§ **The input**:
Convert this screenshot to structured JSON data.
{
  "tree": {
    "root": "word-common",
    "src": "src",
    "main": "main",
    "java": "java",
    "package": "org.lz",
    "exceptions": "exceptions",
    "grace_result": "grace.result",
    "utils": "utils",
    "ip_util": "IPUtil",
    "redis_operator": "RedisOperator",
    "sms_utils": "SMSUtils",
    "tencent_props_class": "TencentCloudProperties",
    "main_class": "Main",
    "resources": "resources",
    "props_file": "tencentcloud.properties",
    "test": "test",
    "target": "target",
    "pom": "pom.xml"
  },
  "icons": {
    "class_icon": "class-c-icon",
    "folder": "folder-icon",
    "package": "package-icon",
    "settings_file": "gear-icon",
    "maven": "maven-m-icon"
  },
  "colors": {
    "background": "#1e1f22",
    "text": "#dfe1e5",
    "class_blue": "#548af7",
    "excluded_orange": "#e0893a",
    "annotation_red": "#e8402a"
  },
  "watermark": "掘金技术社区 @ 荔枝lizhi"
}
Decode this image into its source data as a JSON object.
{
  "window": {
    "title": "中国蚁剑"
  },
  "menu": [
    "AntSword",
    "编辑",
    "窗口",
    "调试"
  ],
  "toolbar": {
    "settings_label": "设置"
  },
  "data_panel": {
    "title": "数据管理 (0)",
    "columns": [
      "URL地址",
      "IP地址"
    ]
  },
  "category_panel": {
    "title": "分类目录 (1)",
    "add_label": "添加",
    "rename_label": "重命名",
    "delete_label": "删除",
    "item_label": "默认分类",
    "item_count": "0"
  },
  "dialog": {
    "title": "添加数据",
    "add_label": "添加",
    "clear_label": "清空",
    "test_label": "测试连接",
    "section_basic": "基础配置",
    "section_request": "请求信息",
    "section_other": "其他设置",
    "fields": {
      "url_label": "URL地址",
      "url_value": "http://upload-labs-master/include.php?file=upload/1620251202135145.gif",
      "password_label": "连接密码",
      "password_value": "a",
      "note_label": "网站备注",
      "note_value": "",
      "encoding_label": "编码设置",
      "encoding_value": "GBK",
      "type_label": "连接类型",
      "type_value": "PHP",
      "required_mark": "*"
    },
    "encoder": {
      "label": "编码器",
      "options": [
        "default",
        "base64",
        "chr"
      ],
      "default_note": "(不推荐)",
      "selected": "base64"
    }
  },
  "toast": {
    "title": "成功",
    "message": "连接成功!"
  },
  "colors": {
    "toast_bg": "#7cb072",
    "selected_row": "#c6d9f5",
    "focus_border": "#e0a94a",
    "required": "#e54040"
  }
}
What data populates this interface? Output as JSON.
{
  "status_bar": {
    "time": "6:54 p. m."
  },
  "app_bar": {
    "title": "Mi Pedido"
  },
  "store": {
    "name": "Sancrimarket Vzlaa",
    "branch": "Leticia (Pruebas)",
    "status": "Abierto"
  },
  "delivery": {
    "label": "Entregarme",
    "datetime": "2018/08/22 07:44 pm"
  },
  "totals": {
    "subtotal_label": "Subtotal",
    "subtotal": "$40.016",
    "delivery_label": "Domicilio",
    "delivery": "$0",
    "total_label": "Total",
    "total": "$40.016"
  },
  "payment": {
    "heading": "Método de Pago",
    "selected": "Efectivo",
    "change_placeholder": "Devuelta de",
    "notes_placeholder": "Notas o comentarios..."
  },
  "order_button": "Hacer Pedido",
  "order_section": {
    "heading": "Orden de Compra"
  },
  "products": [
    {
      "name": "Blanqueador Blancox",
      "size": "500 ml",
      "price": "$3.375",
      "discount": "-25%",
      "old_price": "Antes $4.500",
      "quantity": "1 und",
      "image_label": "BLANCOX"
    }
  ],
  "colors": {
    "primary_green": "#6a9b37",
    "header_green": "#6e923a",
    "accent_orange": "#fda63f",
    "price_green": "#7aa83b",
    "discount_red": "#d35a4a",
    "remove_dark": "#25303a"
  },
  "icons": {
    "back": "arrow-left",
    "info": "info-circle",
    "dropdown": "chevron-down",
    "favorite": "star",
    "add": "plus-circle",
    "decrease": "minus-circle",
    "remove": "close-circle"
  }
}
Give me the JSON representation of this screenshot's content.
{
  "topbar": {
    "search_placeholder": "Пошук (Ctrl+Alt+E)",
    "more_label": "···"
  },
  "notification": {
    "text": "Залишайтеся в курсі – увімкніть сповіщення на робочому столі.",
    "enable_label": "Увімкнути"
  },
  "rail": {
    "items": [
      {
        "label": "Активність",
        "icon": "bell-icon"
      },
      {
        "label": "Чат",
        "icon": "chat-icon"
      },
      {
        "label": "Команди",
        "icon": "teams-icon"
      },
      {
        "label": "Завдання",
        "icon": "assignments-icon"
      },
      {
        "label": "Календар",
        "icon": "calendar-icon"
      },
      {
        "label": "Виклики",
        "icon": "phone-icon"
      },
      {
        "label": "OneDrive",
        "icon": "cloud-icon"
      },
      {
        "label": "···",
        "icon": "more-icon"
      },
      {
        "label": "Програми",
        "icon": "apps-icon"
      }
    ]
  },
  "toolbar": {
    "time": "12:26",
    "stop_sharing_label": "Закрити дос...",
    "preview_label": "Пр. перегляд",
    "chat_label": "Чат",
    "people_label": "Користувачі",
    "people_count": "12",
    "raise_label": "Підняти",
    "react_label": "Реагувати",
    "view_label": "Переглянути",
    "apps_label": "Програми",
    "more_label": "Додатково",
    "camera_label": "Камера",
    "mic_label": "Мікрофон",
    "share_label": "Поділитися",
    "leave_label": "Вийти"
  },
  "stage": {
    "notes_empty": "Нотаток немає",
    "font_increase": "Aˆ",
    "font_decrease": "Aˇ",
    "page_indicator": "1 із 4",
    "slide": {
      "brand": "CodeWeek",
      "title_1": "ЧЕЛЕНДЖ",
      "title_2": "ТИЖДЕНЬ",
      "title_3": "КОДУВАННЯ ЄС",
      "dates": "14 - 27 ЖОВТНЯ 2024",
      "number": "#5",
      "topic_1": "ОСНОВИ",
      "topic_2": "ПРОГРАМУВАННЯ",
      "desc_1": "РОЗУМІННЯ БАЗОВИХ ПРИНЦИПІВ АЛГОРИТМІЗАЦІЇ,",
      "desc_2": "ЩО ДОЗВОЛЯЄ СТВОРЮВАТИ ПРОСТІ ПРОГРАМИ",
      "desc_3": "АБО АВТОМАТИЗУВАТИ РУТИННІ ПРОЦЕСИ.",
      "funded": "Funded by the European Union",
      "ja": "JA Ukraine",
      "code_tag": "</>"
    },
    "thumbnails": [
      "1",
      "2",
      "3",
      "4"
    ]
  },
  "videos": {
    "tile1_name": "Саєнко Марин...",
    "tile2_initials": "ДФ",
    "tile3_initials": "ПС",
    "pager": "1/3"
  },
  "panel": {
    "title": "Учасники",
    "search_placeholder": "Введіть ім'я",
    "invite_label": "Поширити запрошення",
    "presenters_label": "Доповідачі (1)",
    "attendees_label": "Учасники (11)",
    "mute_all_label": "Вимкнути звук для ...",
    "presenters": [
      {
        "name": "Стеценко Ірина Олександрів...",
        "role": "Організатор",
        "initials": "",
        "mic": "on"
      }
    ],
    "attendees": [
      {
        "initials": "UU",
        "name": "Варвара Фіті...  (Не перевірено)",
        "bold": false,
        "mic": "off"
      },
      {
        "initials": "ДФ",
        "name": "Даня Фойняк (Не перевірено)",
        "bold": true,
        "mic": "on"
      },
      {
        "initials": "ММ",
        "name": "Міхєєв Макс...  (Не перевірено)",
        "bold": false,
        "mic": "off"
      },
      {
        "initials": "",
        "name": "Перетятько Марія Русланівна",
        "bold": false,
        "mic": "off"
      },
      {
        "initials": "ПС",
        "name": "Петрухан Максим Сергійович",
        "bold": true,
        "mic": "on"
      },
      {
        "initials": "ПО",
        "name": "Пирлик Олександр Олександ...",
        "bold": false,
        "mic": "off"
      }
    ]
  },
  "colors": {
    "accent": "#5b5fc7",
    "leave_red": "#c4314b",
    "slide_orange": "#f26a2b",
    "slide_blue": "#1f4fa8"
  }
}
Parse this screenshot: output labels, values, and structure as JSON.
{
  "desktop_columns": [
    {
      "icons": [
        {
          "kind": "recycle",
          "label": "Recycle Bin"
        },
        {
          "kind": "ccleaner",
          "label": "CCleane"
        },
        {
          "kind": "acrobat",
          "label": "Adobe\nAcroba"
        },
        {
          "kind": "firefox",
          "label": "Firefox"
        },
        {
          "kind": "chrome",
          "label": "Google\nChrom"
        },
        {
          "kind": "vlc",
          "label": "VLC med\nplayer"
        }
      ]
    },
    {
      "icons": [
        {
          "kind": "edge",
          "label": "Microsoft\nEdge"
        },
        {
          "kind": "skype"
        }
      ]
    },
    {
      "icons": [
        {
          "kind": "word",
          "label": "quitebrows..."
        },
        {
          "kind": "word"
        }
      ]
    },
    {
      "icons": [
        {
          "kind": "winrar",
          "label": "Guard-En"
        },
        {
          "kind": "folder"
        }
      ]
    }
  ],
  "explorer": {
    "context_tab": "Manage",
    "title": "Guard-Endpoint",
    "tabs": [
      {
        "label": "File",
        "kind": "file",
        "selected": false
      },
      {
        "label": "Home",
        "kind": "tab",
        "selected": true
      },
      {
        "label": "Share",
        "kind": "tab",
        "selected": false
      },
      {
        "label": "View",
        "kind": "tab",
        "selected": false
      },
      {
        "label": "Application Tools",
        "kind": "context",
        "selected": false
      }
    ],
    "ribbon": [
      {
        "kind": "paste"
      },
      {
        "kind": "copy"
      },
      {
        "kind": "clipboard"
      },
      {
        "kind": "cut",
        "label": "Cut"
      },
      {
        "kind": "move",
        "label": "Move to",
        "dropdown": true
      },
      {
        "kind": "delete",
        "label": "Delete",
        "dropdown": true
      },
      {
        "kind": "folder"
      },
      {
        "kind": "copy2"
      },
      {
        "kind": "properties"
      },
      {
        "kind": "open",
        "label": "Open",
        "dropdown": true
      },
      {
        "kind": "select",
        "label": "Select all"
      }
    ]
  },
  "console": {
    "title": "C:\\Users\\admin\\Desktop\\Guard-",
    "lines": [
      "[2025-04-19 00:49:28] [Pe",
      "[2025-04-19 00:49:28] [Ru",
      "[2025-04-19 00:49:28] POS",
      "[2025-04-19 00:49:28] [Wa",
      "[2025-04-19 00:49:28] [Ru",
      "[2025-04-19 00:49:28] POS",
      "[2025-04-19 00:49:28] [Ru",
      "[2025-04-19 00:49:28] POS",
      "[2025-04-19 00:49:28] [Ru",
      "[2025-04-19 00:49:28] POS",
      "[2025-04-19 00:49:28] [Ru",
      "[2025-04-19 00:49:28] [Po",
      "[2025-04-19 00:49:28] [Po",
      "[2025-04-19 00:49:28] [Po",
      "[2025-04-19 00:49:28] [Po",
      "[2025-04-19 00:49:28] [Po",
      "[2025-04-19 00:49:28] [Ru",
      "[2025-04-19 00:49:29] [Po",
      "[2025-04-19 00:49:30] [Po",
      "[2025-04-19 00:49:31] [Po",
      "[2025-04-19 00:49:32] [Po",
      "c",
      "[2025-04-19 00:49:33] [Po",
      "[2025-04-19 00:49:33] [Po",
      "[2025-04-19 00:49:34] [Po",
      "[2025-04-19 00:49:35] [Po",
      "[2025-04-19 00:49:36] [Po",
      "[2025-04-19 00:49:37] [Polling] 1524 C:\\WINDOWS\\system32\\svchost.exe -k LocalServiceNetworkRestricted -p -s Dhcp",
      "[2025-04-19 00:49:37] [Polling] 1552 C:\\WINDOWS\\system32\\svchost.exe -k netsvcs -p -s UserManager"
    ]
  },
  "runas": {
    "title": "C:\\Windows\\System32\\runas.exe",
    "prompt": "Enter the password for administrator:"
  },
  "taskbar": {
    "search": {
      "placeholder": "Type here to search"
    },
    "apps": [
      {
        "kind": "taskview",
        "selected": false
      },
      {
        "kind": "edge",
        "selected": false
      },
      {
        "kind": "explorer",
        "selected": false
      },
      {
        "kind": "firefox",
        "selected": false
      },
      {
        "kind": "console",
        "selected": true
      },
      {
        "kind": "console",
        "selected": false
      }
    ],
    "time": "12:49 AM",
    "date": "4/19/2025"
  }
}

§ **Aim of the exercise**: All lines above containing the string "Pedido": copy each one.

§ **Response to the exercise**:
    "title": "Mi Pedido"
  "order_button": "Hacer Pedido",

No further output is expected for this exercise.